Unlike today’s owners—who are highly leveraged and starved for cash—Mara didn’t let money dictate his decisions.
Starting in the 1950s, he drafted talented players such as Frank Gifford and Roosevelt Grier, took troubled players under his wing and refrained from meddling. He hated cutting or firing people.
In recognition of Mara’s benevolence, seven busloads of players showed up for his funeral last year.
This isn’t to say that Mara didn’t have flaws. After one hard loss to the Redskins, he demolished a folding chair. And he was patient to a fault. During a low stretch in Giants fortunes that lasted almost 20 years, Mara stayed the course, angering fans.
At the same time, he also never moved the Giants to another city or abandoned his players, as some owners have. And his basic goodness is best told by one example:

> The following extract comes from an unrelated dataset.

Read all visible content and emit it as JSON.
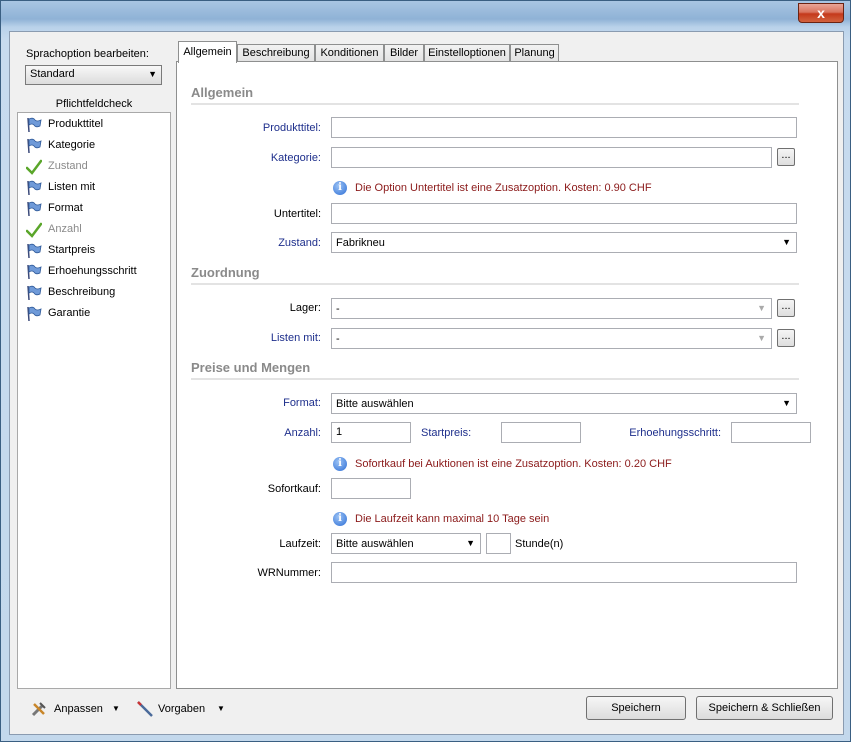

In the early 1960s, when the NFL was negotiating a national television contract, Mara persuaded the other owners to divide the profits equally, even though the Giants could have walked away with the lion’s share.
That one act proved to be visionary, immensely profitable for the entire league … and darned decent.
—Adapted from “The Lives They Lived: A Giant Among Giants,” Charles McGrath, The New York Times Magazine.